The FCC’s Lifeline program aims to make communications services more affordable for low-income people. Subscribers who purchase qualifying monthly telephone service, broadband Internet service, or bundled voice-broadband packages from participating wireline or wireless providers receive a Lifeline discount. The discount helps low-income consumers afford 21st-century broadband and the jobs, healthcare, and educational resources it provides.
Lifeline offers eligible low-income subscribers a monthly discount of up to $9.25 and up to $34.25 for those who live on tribal lands. Subscribers can get a Lifeline discount on either a wireline or wireless service, but not both at the same time. The Lifeline program also supports broadband Internet service and broadband-voice bundles. The FCC prohibits a household from having more than one Lifeline service.

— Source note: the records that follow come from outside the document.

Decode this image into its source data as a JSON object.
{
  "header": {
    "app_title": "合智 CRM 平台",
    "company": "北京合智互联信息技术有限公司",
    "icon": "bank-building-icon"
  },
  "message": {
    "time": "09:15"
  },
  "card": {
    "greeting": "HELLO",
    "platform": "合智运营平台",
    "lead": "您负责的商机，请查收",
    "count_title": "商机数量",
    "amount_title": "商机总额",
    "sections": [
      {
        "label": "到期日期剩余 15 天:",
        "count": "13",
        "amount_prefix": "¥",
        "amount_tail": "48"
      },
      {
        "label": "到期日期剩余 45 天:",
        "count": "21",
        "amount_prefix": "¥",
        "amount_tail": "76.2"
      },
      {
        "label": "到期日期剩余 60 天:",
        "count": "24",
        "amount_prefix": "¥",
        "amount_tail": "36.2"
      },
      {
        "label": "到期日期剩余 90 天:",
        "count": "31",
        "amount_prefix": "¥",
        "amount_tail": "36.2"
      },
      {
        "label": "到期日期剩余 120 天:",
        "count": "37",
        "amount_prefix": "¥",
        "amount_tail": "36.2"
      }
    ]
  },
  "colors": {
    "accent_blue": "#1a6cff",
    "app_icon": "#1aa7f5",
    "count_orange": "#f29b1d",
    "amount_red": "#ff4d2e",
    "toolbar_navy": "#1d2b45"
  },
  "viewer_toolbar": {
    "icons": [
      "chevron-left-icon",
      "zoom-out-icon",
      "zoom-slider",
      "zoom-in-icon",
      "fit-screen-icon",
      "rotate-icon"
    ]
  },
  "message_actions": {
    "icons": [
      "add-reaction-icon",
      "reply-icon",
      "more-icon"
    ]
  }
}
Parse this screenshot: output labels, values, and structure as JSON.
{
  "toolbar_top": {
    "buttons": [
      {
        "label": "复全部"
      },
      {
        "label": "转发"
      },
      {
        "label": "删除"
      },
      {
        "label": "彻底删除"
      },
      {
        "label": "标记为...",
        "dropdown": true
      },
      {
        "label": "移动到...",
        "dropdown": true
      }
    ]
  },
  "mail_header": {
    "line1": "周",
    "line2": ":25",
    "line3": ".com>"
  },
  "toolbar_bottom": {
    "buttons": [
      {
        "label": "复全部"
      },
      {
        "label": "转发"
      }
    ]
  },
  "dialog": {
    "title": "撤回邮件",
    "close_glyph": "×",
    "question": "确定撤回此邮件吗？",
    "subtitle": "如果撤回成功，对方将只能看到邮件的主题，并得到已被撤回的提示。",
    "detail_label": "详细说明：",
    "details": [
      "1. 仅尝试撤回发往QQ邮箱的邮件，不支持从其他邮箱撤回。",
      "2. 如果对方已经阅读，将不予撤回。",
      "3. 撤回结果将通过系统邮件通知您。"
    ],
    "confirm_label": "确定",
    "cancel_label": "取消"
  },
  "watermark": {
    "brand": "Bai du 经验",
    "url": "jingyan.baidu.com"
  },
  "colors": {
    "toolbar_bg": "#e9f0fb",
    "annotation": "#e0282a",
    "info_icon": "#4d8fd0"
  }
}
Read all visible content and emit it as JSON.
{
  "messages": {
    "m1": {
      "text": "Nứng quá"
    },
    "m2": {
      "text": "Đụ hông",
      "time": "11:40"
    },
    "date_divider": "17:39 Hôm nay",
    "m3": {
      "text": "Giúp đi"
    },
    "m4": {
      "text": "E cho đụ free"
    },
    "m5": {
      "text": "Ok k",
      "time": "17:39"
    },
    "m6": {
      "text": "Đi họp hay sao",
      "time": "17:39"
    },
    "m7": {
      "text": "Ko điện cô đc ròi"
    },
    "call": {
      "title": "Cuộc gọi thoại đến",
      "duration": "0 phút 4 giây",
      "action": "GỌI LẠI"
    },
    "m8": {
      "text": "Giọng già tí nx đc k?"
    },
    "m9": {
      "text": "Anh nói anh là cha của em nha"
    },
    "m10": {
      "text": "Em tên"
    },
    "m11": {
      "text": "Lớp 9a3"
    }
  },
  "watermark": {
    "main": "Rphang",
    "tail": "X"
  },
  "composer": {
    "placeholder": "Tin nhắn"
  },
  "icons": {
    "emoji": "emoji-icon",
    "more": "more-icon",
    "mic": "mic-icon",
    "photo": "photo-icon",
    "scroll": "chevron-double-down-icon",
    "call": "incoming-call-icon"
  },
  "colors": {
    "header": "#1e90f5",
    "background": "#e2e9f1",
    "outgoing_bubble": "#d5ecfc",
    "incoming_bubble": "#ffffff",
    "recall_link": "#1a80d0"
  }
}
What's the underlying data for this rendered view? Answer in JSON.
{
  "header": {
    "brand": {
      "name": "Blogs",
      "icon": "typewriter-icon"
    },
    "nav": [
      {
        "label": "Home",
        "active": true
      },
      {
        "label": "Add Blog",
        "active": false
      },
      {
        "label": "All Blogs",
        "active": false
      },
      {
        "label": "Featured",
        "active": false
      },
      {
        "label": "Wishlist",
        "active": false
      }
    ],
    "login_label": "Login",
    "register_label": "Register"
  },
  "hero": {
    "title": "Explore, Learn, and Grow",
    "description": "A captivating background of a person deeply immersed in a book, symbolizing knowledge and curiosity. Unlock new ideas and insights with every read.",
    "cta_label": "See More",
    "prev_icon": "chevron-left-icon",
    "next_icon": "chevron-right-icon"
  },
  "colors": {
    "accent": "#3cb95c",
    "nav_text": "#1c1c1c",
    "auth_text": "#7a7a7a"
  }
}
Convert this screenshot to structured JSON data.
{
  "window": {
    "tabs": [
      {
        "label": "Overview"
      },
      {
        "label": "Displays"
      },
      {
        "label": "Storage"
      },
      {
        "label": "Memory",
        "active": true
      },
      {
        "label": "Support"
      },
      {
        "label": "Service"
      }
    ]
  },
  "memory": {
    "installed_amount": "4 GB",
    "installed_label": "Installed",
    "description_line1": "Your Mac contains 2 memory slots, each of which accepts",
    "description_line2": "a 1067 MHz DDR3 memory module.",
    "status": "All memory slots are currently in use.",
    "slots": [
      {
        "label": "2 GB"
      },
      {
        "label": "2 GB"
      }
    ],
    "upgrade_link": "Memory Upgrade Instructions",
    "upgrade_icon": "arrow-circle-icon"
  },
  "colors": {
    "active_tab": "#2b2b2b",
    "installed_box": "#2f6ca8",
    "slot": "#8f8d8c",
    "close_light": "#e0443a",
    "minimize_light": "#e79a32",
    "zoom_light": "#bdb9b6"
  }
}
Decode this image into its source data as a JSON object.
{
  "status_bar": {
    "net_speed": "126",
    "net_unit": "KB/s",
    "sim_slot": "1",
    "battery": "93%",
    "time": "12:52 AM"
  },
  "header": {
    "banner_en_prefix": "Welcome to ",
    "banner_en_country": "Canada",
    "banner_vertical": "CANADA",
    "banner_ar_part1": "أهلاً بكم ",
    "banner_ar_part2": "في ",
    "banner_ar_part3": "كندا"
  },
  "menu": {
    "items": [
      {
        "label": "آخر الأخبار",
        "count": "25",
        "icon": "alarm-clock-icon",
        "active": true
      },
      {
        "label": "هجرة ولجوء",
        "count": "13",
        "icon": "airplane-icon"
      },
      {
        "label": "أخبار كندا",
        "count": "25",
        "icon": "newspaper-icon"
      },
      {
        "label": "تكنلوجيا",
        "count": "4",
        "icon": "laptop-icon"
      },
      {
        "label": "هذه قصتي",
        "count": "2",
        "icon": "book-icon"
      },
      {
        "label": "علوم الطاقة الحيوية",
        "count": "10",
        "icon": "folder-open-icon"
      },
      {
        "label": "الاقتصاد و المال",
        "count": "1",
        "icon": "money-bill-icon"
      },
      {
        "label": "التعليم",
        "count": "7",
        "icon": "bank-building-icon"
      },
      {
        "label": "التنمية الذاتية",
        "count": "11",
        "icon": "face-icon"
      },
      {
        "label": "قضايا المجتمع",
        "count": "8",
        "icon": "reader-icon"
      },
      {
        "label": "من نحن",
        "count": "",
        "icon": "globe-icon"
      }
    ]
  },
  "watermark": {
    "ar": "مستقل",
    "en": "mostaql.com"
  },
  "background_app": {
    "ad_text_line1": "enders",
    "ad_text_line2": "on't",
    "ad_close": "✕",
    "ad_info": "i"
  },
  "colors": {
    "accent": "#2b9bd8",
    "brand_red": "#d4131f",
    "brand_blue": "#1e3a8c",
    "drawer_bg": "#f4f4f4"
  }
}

To be eligible for the Lifeline program, consumers must either have an income of less than 135 percent of the Federal Poverty Guidelines or participate in certain federal assistance programs, such as SNAP, Medicaid, Federal Public Housing Assistance, Supplemental Security Income, the Veterans and Survivors Pension Benefit, or certain Tribal Programs.